## Problem description
Supply the number of lines below containing "image", nothing else.

[Items from a dataset]
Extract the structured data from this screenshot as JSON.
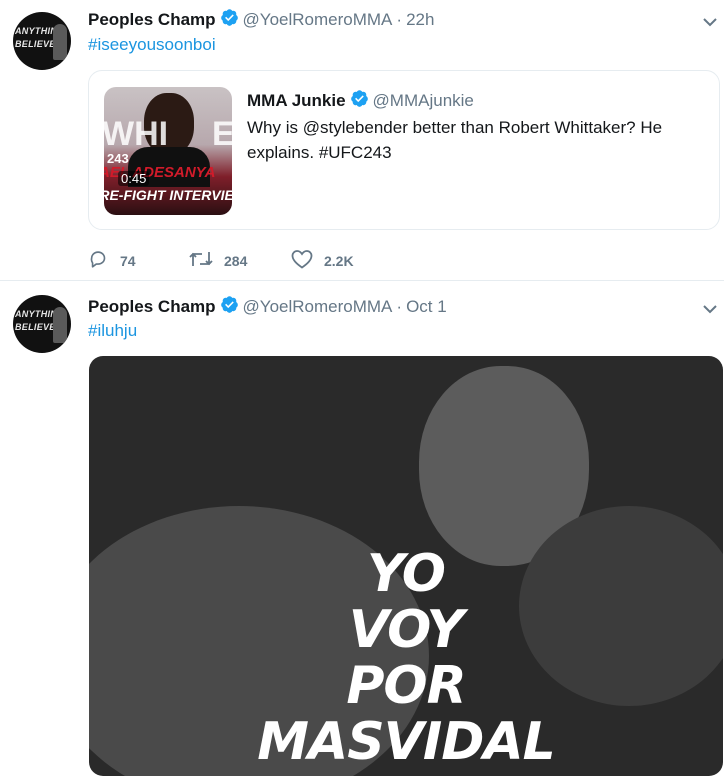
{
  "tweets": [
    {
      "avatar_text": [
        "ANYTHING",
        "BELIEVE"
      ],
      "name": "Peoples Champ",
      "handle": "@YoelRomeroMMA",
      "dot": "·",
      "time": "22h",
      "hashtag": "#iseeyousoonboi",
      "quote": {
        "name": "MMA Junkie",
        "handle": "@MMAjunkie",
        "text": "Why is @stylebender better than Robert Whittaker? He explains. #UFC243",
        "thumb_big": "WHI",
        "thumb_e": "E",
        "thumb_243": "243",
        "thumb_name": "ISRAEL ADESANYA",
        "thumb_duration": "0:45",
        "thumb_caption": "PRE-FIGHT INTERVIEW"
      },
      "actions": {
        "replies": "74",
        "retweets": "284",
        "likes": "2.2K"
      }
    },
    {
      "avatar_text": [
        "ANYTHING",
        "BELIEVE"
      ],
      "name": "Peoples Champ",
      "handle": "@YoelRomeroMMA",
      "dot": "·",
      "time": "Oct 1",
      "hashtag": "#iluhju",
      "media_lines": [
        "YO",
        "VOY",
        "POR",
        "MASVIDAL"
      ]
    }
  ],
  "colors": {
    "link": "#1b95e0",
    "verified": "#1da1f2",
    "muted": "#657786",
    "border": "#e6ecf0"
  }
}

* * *

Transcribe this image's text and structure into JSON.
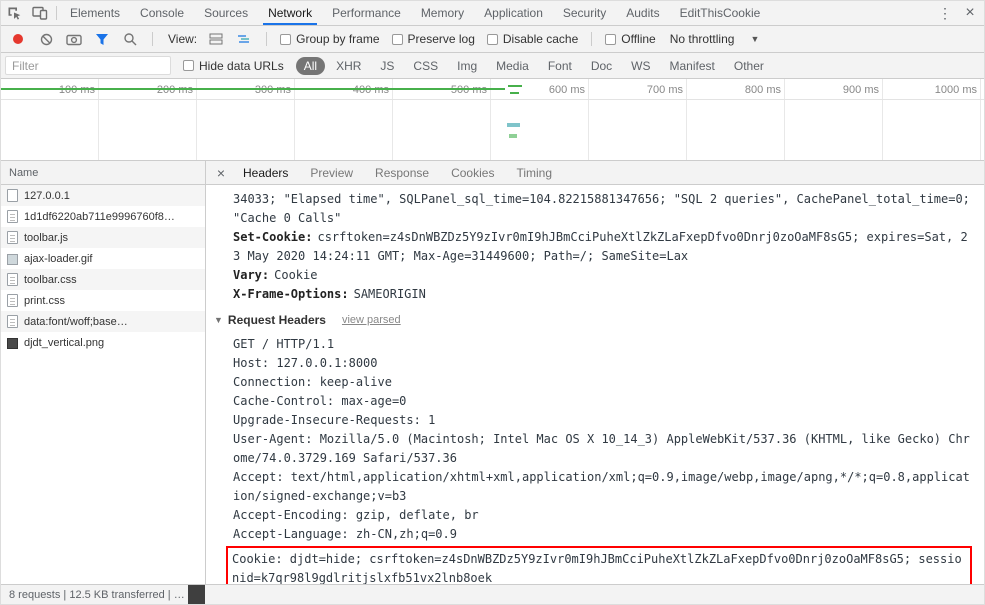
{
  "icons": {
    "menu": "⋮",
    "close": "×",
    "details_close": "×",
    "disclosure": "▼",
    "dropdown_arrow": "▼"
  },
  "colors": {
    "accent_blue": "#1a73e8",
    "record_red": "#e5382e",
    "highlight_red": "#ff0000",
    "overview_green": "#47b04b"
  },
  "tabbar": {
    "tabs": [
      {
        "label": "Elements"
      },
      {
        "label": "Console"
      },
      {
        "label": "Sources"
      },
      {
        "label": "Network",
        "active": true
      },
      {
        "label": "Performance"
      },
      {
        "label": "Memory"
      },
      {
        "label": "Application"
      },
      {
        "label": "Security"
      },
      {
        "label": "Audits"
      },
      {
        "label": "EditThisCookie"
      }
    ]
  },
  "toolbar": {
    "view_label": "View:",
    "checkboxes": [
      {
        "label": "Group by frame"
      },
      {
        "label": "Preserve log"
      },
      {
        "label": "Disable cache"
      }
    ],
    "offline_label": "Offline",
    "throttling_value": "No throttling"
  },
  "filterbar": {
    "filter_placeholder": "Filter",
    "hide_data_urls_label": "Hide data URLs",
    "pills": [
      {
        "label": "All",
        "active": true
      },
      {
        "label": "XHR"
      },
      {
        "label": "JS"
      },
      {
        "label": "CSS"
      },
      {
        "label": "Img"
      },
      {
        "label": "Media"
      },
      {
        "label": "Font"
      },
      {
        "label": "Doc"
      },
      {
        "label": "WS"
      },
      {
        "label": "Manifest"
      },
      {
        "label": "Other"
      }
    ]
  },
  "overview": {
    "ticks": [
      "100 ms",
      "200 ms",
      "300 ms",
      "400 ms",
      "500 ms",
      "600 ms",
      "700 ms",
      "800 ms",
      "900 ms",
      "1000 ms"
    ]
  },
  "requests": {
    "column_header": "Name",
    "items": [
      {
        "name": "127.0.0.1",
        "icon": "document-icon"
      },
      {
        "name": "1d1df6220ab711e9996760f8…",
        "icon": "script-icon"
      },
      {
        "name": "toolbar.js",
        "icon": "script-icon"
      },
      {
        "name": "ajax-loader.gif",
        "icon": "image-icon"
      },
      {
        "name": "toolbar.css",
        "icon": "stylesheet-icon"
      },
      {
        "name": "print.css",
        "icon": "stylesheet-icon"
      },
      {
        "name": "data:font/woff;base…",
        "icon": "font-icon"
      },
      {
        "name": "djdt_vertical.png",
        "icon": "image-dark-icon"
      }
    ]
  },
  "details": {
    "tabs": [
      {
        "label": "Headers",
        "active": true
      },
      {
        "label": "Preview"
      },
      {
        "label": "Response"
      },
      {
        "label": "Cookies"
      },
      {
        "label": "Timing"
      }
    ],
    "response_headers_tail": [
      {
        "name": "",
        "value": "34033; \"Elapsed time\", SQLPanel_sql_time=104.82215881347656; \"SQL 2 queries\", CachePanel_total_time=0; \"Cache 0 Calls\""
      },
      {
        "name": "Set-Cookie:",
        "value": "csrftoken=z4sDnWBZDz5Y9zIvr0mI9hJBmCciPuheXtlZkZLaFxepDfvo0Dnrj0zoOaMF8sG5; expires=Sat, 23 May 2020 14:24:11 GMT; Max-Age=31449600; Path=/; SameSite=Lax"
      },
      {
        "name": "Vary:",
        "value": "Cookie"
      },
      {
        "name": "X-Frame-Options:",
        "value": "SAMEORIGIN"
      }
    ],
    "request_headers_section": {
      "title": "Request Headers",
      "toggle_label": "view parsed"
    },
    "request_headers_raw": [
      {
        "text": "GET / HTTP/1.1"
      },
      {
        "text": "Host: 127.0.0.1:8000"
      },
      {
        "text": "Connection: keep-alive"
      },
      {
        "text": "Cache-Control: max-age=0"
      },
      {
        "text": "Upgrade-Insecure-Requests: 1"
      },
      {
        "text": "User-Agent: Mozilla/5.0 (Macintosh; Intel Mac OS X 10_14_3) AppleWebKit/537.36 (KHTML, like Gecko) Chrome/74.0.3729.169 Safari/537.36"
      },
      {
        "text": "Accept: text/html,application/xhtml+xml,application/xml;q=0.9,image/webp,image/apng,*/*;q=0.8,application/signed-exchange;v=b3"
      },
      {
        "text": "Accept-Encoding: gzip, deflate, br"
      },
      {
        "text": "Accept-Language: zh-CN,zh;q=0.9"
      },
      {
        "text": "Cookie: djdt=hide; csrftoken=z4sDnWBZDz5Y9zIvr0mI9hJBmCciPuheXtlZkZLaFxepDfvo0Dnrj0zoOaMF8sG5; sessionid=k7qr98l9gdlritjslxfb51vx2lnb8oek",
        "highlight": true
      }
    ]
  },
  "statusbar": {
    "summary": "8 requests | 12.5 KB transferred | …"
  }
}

## Answer section
4